Abiword was developed as part of an office suite for Gnome. It has many of the features that larger programs have and takes up less space. This light-weight word processor also saves the user hard drive space. The grammar checker that comes with Abiword underlines potential grammar errors in green. Users can download the grammar checker for this program from the repositories for their Linux distribution. Updates can also be found on the official web site for the program.
OpenOffice’s Language Tool: Another Open Source Grammar Checker
OpenOffice started its life as StarOffice, a program developed by Sun Microsystems. StarOffice still exists, but the open source community expanded upon the features offered by Sun’s original program. The word processor only comes with a built-in spell checker. The most popular open source office suite does not include a true grammar checker at this time.
The OpenOffice Wiki provides links to an extension called Language Tool. A user must have Sun’s Java run time libraries installed on his computer in order to install this extension. Clicking on the file after the user downloads it launches the Write application. If the Write application is already running when a user downloads the Language Tool grammar checking software, the user may need to restart the office suite to get the full benefits of the program.
The language tool does not make itself available for usage immediately. A user must go to the tools manual to select the extensions. When he runs the spell checker, he can choose to select to check spelling and grammar at the same time. He can run the language tool individually or use it as part of his spell checking routine.
After the Deadline: An Open Source Grammar Checker Tool for the Web
After the Deadline is a Firefox add-on that can check for simple grammar errors. It does not let the user know if he uses run-on sentences or if he used passive voice when he should have used the active voice. While using the passive voice over the active voice is not technically incorrect, it is something frowned upon by the classic book The Elements of Style. After the Deadline works as a way to double-check posts before submitting on the Internet. Google’s toolbar allows a user to check spelling on a number of browsers. Even less popular browsers, like Epiphany, Opera and Safari can use the Google Toolbar.

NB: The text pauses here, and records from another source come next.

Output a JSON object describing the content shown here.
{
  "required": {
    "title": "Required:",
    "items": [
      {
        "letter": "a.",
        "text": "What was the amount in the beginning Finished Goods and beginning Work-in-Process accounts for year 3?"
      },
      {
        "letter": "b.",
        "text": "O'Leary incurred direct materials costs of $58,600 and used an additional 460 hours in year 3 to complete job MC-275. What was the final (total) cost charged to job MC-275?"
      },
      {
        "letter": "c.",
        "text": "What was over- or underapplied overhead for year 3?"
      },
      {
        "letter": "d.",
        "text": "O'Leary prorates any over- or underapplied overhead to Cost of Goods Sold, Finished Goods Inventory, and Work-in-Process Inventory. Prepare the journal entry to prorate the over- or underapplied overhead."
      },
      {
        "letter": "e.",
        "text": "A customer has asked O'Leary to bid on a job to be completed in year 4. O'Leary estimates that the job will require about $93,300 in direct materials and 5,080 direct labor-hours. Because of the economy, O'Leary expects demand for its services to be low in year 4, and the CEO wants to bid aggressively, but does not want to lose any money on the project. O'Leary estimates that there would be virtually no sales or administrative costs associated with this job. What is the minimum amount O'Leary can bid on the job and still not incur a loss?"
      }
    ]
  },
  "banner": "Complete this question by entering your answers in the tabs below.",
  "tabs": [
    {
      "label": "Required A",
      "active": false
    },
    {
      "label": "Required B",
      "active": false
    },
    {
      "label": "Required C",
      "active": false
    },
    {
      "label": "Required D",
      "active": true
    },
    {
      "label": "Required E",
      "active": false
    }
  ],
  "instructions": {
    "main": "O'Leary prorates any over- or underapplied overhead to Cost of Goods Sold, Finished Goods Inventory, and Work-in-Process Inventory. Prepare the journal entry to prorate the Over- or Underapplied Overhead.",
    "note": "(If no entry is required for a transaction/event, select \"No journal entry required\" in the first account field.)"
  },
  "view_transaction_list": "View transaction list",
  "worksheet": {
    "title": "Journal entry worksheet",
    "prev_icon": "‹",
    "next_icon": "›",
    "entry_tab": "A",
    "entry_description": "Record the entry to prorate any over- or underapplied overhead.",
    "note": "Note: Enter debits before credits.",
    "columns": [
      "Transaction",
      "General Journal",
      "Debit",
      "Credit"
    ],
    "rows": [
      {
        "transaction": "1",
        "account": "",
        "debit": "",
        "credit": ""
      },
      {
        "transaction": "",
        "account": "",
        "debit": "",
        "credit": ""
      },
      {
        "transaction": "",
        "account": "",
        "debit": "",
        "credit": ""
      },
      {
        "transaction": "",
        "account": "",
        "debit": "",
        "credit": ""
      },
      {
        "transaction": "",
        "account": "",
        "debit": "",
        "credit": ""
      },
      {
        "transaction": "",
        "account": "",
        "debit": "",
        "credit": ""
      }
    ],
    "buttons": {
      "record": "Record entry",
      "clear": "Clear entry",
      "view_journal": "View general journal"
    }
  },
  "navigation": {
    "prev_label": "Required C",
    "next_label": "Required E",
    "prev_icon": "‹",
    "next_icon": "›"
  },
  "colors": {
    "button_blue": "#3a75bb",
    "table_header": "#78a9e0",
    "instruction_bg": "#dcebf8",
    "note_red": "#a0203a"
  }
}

Not all of these browsers have Linux versions yet.
No grammar or spelling checker can spot every mistake a human makes. While the tools listed here can help the user here, proofreading by one or more sets of human eyes will always be necessary. They can help a user think about potential problem areas in his writing. Software choices for attention sometimes cause a person to think about whether an item underlined is the result of a mistake or a limitation of the open source grammar checking software.